Subjects/Keywords: J.S. Mill; utilitarianism; rule utilitarianism; act utilitarianism; sanction utilitarianism; Roger Crisp; Fred Berger; Alan Fuchs; J.O. Urmson; Daniel Jacobson; 'On Liberty'; 'Utilitarianism'

Record DetailsSimilar RecordsGoogle PlusoneFacebookTwitterCiteULikeMendeleyreddit

APA · Chicago · MLA · Vancouver · CSE | Export to Zotero / EndNote / Reference Manager

APA (6th Edition):

Wright, D. (2014). John Stuart Mill's Sanction Utilitarianism: A Philosophical and Historical Interpretation. (Thesis). Texas A&M University. Retrieved from http://hdl.handle.net/1969.1/152774

Note: this citation may be lacking information needed for this citation format:
Not specified: Masters Thesis or Doctoral Dissertation

Chicago Manual of Style (16th Edition):

Wright, David. “John Stuart Mill's Sanction Utilitarianism: A Philosophical and Historical Interpretation.” 2014. Thesis, Texas A&M University.

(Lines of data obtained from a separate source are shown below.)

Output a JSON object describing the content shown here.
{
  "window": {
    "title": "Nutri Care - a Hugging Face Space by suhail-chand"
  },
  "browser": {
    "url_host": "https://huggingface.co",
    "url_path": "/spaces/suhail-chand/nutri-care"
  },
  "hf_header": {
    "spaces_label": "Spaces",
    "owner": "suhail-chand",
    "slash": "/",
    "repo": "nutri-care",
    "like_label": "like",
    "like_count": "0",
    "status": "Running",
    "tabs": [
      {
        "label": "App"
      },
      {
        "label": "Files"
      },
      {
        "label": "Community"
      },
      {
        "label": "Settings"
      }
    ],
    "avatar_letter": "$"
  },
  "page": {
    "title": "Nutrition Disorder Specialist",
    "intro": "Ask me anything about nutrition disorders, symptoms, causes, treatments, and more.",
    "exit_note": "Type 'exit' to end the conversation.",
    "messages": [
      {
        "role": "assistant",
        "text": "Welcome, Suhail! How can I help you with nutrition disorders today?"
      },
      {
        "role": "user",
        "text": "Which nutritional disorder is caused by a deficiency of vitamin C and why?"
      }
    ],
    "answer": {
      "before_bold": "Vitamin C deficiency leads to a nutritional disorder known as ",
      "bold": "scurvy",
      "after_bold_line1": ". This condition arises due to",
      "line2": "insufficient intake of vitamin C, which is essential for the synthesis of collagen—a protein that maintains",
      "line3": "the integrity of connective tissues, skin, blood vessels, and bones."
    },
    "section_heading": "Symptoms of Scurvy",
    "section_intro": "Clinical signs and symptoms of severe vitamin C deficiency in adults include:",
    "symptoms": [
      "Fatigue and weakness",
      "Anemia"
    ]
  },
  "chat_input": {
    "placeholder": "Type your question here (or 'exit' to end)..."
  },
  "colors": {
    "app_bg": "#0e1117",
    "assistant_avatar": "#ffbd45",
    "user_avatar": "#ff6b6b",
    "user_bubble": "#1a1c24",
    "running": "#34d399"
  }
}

Accessed August 03, 2020. http://hdl.handle.net/1969.1/152774.

Note: this citation may be lacking information needed for this citation format:
Not specified: Masters Thesis or Doctoral Dissertation

MLA Handbook (7th Edition):

Wright, David. “John Stuart Mill's Sanction Utilitarianism: A Philosophical and Historical Interpretation.” 2014. Web. 03 Aug 2020.

Vancouver:

Wright D. John Stuart Mill's Sanction Utilitarianism: A Philosophical and Historical Interpretation. [Internet] [Thesis]. Texas A&M University; 2014. [cited 2020 Aug 03]. Available from: http://hdl.handle.net/1969.1/152774.

Note: this citation may be lacking information needed for this citation format:
Not specified: Masters Thesis or Doctoral Dissertation

Council of Science Editors:

Wright D. John Stuart Mill's Sanction Utilitarianism: A Philosophical and Historical Interpretation. [Thesis]. Texas A&M University; 2014. Available from: http://hdl.handle.net/1969.1/152774

Note: this citation may be lacking information needed for this citation format:
Not specified: Masters Thesis or Doctoral Dissertation

.